Hilda El-Khoury, director of the counseling and guidance department at the Ministry of Education, said: “Returning to education through the combined method will be within the preventive measures that were previously approved.”

However, the Civil Emergency Authority in Lebanon said: “The decision will lead to a health crisis affecting the most vulnerable people, namely children and underage students, especially with the number of cases not declining since before the closure, and with the noticeable increase in the daily number of deaths.”

The Ministerial Committee for Combating the Coronavirus has meanwhile maintained its decision to impose a partial curfew in Lebanon but amended its implementation hours. Instead of starting at 5:00 p.m. each evening, the curfew now begins at 11 p.m. and ends at 5 a.m., provided that restaurants, cafes and malls close at 10:00 pm.

During its meeting on Sunday, the committee decided to restore vehicle movement on roads but maintained the suspension of social activities, cinemas and nightclubs.

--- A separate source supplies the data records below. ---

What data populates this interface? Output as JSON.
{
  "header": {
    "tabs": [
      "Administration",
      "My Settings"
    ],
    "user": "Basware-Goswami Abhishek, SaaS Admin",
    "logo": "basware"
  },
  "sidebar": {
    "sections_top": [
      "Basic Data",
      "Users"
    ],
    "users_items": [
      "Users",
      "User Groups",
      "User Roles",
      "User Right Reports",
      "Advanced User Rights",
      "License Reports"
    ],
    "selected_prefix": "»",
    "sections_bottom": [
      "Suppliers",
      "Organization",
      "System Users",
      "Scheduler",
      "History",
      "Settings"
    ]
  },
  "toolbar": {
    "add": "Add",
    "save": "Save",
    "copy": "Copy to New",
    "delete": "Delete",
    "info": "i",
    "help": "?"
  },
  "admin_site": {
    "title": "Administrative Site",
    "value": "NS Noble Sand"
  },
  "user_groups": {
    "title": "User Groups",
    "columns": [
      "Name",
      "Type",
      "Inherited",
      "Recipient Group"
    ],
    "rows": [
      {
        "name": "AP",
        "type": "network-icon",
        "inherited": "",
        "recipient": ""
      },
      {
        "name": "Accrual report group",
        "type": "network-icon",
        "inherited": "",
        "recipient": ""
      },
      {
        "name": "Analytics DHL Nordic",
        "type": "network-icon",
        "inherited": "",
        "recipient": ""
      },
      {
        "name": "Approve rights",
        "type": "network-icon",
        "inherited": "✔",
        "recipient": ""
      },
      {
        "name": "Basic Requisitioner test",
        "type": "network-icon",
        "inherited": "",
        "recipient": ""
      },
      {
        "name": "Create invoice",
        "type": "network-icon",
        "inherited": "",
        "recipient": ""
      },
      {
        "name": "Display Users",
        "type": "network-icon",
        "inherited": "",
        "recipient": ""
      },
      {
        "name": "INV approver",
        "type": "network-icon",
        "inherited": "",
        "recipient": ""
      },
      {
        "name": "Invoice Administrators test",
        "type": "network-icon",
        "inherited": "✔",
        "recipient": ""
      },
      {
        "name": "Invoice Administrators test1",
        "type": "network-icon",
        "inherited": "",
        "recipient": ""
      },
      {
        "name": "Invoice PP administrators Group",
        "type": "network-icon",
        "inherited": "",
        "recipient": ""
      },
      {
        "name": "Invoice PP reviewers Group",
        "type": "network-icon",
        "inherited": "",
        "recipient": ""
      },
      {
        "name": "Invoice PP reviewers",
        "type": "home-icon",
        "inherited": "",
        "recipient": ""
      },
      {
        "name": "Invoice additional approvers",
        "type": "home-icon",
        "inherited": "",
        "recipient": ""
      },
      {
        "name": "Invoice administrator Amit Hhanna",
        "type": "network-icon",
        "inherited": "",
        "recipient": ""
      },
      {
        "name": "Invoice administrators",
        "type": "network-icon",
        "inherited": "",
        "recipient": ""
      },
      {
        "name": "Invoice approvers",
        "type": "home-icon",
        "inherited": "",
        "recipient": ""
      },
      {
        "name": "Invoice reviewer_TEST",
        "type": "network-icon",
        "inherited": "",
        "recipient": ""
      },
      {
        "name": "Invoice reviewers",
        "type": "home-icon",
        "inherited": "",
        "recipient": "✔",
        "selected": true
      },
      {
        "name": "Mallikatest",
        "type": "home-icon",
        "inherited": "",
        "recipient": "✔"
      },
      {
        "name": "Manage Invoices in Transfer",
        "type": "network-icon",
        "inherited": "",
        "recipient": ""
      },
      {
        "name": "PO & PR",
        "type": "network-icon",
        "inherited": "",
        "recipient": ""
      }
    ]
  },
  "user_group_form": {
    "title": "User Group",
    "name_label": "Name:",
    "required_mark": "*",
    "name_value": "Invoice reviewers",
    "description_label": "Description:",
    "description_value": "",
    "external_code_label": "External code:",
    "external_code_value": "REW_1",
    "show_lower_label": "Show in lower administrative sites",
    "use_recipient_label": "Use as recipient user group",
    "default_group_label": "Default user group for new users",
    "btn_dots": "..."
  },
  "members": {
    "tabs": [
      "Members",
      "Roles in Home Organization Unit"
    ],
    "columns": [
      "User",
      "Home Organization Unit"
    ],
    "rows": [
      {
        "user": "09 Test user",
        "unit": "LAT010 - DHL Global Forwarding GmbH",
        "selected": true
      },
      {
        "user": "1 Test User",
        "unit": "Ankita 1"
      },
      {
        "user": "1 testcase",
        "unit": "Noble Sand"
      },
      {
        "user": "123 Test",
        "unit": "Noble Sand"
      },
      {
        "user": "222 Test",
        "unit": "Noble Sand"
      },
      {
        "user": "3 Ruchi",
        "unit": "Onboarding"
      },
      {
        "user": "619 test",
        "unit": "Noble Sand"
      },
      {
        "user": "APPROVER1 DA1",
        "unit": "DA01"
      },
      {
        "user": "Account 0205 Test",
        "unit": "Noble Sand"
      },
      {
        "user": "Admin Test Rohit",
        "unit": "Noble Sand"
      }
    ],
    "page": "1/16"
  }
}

Health minister for Lebanon’s caretaker government, Hamad Hassan, said that the adoption of the strategy, permitting odd/even license plate vehicles on the roads on alternate days, had doubled the number of COVID-19 cases due to people’s reliance on shared transportation.

He said: “The rate of commitment to complete closure in all Lebanese territories has reached 70 percent over the past two weeks.”

Hassan said that the aim of the measures was to alleviate the pressure on the medical and nursing staff.

“The required medical measures, completed in terms of expanding the hospitals’ capacity to accommodate the COVID-19 cases, have been completed,” he said.

The death toll in Lebanon has reached 1,000, while the total number of confirmed cases has jumped to more than 126,000 cases, at a rate of more than 1,200 cases per day during the past two weeks.

Abdul Rahman Al-Bizri, an infectious disease specialist and member of the emergency committee on coronavirus, regretted the lack of plans for the period following the closure due to a lack of coordination on COVID-19 between state departments.

He said that this had kept the country in a state of confusion and chaos while citizens paid a high price in light of the difficult economic and living conditions.

Al-Bizri said: “The repeated closures are unsuccessful, and one of their consequences is the decline in economic activity, the life cycle, and the living conditions.”

Meanwhile, video footage of Health Minister Hamad Hassan went viral on Saturday. It showed him cutting a cake for the birthday of Hezbollah Secretary-General Hassan Nasrallah in the open market in Baalbek city.

The video was circulated on social media and caused a scandal following a similar episode in which the same minister was involved months ago.

The people of his town in the Bekaa met him during the peak of the spread of coronavirus, and he danced among them carrying a sword. Some people carried him on their shoulders and other social distancing measures were also not observed.

The Syndicate of Owners of Restaurants, Cafes, Night-Clubs and Pastries has called in the past few days for the sector to reopen to save what is left of it.

In a statement issued on the eve of the ministerial committees’ meeting, the syndicate called on the caretaker prime minister, Hassan Diab, to “adopt a health-economic approach for the benefit of the rest of the sector.”

The syndicate added: “The sector has fully fulfilled its duties with regard to the preventive measures.

“We have also advanced a new approach related to the capacity of institutions, whereby chairs and tables are reallocated to accommodate only 50 percent of the original capacity, guaranteeing that no overcrowding will occur.

“We insist on adopting this as a new measure, and we discussed it with the minister of interior, and the sector will reopen its doors on Monday morning while remaining committed to all procedures and laws.”

Bechara Asmar, the head of the General Labor Union, called for the reopening of the country “because it secures a return to the economic cycle during the month of the holidays, protects workers, employees and daily-paid workers in all private, public, and official sectors, and preserves their livelihood at a time when they risk having their wages reduced, starving to death or dying of the coronavirus.”